Schools are to prep students for real life. Like it or not, Linux is not even close to being mainstream, therefore it has NO place in general education.

re: US Schools

Linux is not making many strides in schools (on the desktop), but other FLOSS software is.

In many schools, teachers are starting to use The Gimp, Inkscape, OpenOffice.org, Python & Ruby, Filezilla, and, of course, Mozilla Firefox.

Partly the reason is that school district information service staff do not want to maintain and service Linux on the desktop. They want to simplify their lives and only support one OS on the desktop, and that's Microsoft Windows, for the reasons vonskippy stated above.

Some US school districts are using Linux in a server role, but other than a scant few using LTSP (Linux Terminal Server Project), desktop deployments of Linux in US Schools are scarce.

Comment viewing options

Select your preferred way to display the comments and click "Save settings" to activate your changes.

More in Tux Machines

Is Canonical the Victim of High Expectations?

When Ubuntu was new, those who questioned it were mostly Debian developers, disgruntled because they were not hired or because Ubuntu failed to acknowledge its debt to Debian. Today, however, a vocal minority seems to view Canonical Software, the company behind Ubuntu, as a Microsoft in the making. From being the uncritical darling of open source, Canonical is closely and cynically scrutinized, and its motives constantly questioned. So how did this transformation happen? Suspicion about corporations is hardly new in open source, yet Canonical seems singled out in a way that SUSE or Red Hat only occasionally are. Read more

Permabit offers deduplication to Linux masses – almost

Permabit has moved beyond OEMs, making the latest release of its dedupe technology available as a Linux software package so that ISVs, professional services folks and systems integrators in its Hybrid Cloud Professional Services partners programme can use it. Previously it was available to OEMs in Albireo (dedupe) and Virtual Data Optimizer or Virtual Data Optimizer, VDO (dedupe+compression+thin provisioning) form. VDO v6 is designed for the cloud service provider market, Permabit says, and the VDO for Hybrid Cloud package simplifies VDO installation and configuration in Red Hat Enterprise Linux (RHEL) data centres. Read more

Mozilla involves the community in its “open-source” rebrand

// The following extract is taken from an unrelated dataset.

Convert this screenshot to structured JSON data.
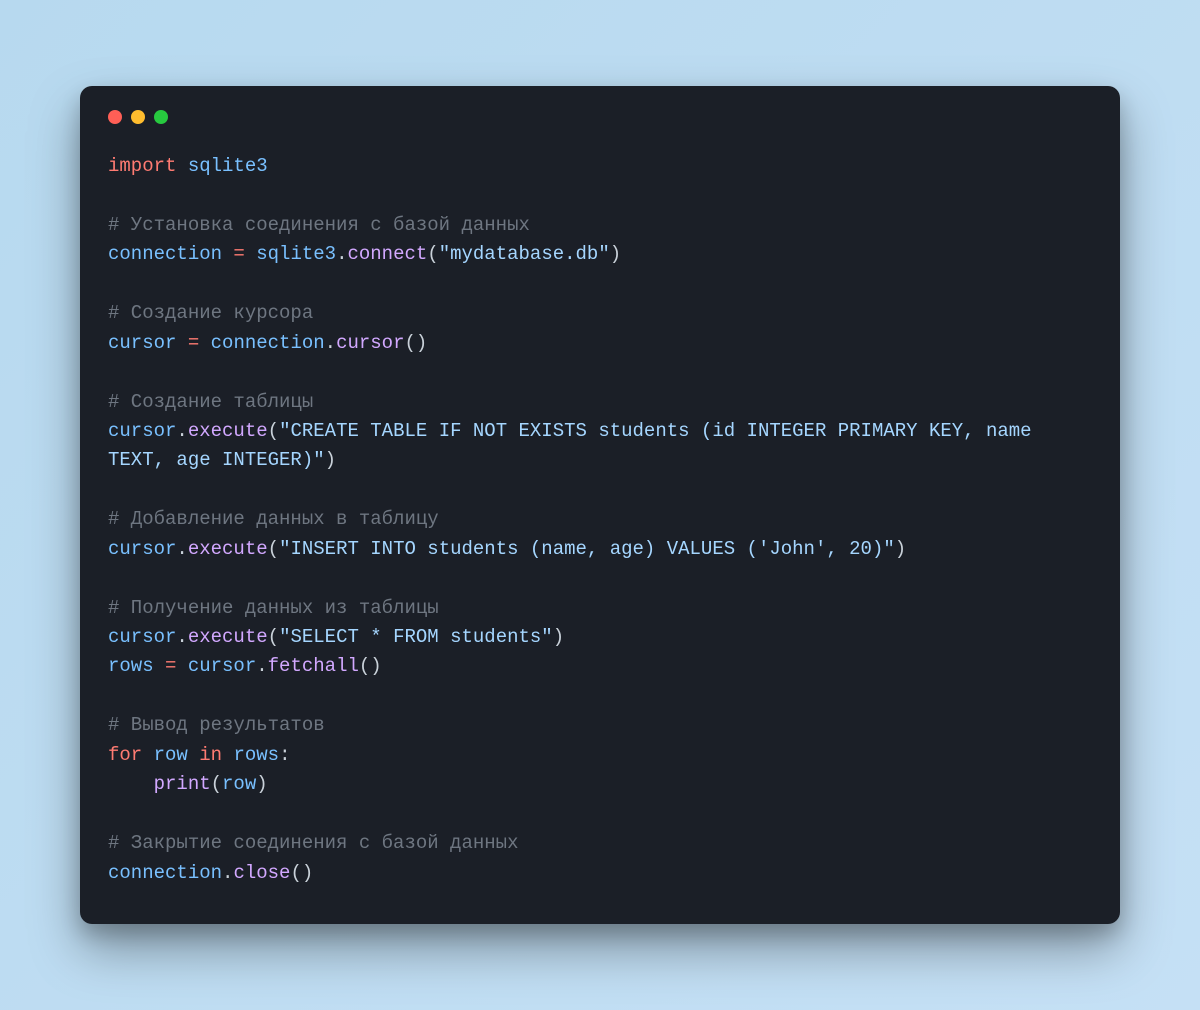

Mozilla is bending the terms of the rebrand with a “branding without walls” open-source initiative. Read more

RPi 3 add-on loads up on sensors, wireless radios

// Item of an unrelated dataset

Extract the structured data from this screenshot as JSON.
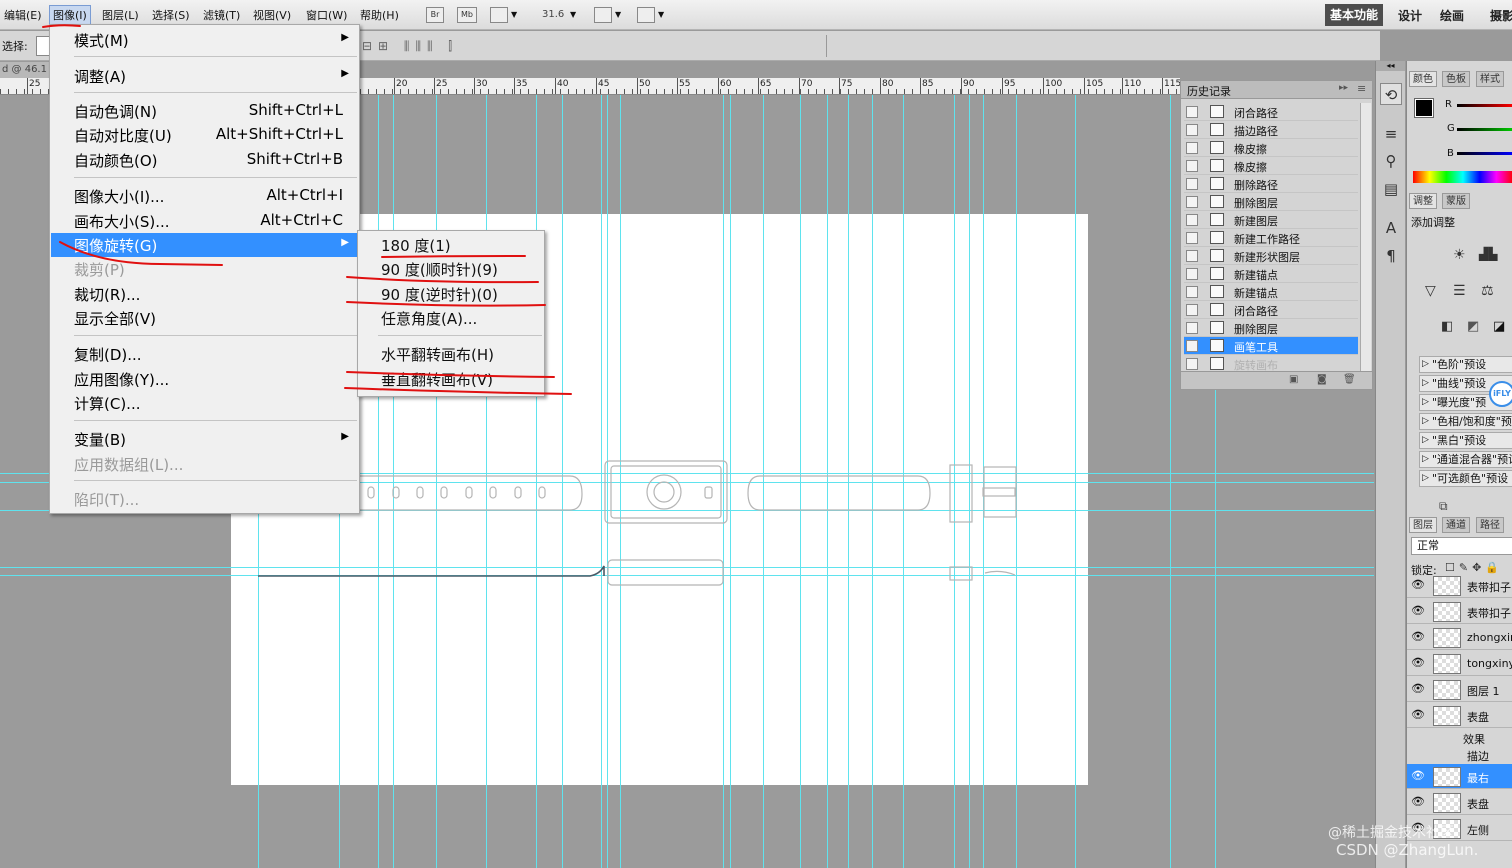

Matrix Labs’s FPGA-driven “Matrix Creator” IoT daughter board for the Raspberry Pi 3 is loaded with sensors, 802.15.4 radios, and a mic array. The disc-shaped Matrix Creator add-on for the Raspberry Pi is based on AdMobilize’s successfully Kickstartered Matrix home automation and surveillance hub. AdMobilize spun off Matrix Labs, which has now built this cheaper, board-level version of the product. Read more